     I wish I loved the Human Race;
     I wish I loved its silly face;
     I wish I liked the way it walks;
     I wish I liked the way it talks;
     And when I’m introduced to one,
     I wish I thought "What Jolly Fun!"

This is the flip side of the herd instinct, which keeps us together, collectively and individually. I suppose we have to have crowds to make us value being alone sometimes, and certainly when we have been alone too long, we value company.

Occasionally, I believe, we agree with the sentiment behind this rhyme. We do not always need company, at least not necessarily human company. Certainly, cats, budgies, puppies, big dogs or little ones for hiking or hunting, are company. The don't argue; indeed, they seem to agree. My oldest daughter has snakes longer than herself which almost seem to purr when she wraps them around her neck. If they could talk to you, I'm sure they would say they love her.

I suppose if you exercised requited love with some other friendly species, you might believe you did not like our own species, and there is plenty to dislike. For myself, I'm frequently partial to certain humans, but I am very choosy about it.

Saturday, October 07, 2006

My Experience With Lung Cancer And TB

Once upon a time, over 50 years ago, I was a member of the Council of the American Association of Museums, and was to be away for three weeks at their Annual Meeting in the U.S. I was working evenings to get ahead of my responsibilities in Halifax, Nova Scotia. So I was tired, and had a lame feeling in my side, and foolishly consulted a medical doctor. He took X-rays and put me in hospital, where he and a very good surgeon (whom I had taught to cut up cats in Comparative Vertebrate Anatomy), took out two-thirds of my left lung in a nine-hour operation that left a 25-inch scar. The lung was supposed to be cancerous, but in fact had a lump of healed tuberculosis, and should, of course, have been left alone.

Following that, I told them to put it back, but they said it had been thrown away. As I had had tuberculosis, I was put into the TB sanitarium, where I stayed for six months.
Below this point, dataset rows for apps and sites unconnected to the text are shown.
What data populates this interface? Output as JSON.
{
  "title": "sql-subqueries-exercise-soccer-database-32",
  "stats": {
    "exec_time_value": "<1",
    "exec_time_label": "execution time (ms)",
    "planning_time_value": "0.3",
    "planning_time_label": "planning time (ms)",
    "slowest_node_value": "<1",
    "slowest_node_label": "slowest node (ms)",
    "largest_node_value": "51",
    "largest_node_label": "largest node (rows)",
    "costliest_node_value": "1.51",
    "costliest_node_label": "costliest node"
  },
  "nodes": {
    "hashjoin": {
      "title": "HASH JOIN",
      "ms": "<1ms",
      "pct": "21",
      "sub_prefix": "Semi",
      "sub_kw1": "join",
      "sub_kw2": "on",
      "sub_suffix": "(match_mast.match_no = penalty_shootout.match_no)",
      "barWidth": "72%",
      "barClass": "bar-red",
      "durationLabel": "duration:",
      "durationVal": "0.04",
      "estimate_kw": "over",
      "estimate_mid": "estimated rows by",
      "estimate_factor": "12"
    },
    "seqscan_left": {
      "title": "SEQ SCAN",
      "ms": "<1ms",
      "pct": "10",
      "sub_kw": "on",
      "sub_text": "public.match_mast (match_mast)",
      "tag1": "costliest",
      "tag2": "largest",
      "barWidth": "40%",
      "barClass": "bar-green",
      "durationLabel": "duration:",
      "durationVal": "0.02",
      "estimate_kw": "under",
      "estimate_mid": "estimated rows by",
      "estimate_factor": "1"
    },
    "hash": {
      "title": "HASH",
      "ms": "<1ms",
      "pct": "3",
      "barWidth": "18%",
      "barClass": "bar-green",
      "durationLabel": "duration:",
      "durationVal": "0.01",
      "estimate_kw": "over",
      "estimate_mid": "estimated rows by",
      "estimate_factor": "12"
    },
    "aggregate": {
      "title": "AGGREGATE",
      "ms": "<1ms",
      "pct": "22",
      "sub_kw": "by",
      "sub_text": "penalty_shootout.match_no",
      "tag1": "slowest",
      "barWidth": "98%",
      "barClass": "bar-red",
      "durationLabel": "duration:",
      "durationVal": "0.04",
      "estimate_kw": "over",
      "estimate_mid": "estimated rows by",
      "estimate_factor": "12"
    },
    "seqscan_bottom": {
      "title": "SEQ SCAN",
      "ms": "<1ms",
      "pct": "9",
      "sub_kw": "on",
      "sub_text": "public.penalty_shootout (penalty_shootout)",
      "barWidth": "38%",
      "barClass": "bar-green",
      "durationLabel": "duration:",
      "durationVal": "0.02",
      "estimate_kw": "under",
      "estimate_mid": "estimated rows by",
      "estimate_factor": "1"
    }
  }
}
Afterwards, I was short of breath for a couple of years, and of course avoided doctors like grim death, and pondered what I had learned. High on the list is "If it ain't broke, don't fix it", and "Doctors have to get experience". Also, "Don't ask so many questions", and "Well, we don't have to do that again". Or, as Thomas Edison must have so often remarked: "We know that doesn't work". I must say, it cured me of smoking, a habit that consisted of one cigarette around a campfire or a pipe of tobacco at university reunions. So all is not lost, yet. I've cheered up, and so should you.

Thursday, October 05, 2006

Time To Get Rich!

Given enough time, and doing some very simple things, you can hardly avoid becoming rich, maybe very rich. For example, if the $24 paid by the Dutch for Manhattan Island to the natives had been put out at 10% compound interest, it would be worth over 12,000 trillion dollars by now, more than North and South America are worth by any accounting. So what are you waiting for?

We do not have that sort of time, of course, and there are taxes to contend with, but the principle is the same, if you will pardon the pun. Do not put off until tomorrow what you can do today. As our wants will always exceed our earned income, this means you do not wait until you have some left over, but put your 10% away first and live on the rest. Time is, indeed, of the essence. The future never arrives, and the present is always sliding into the past. So do it now, quickly, before it too becomes the past.

I have talked one family member into putting money away daily, never to be spent, but instead to be put to earning. It seems as if that were just last week, but already this person is wondering how to do better than a savings account at the bank, which pays 2% for money that it then lends out at 14% or so.

When I worked in Buffalo, there was a sign in a tavern which said "Too soon we get oldt, too late we get schmardt". There is a principle that if you force yourself to do something every day at the same time, you will find it difficult not to do it in two to three weeks.

Habits can help us or hurt us, so right away, put the same amount aside every day, so its earnings can sooner look after you. Time to act!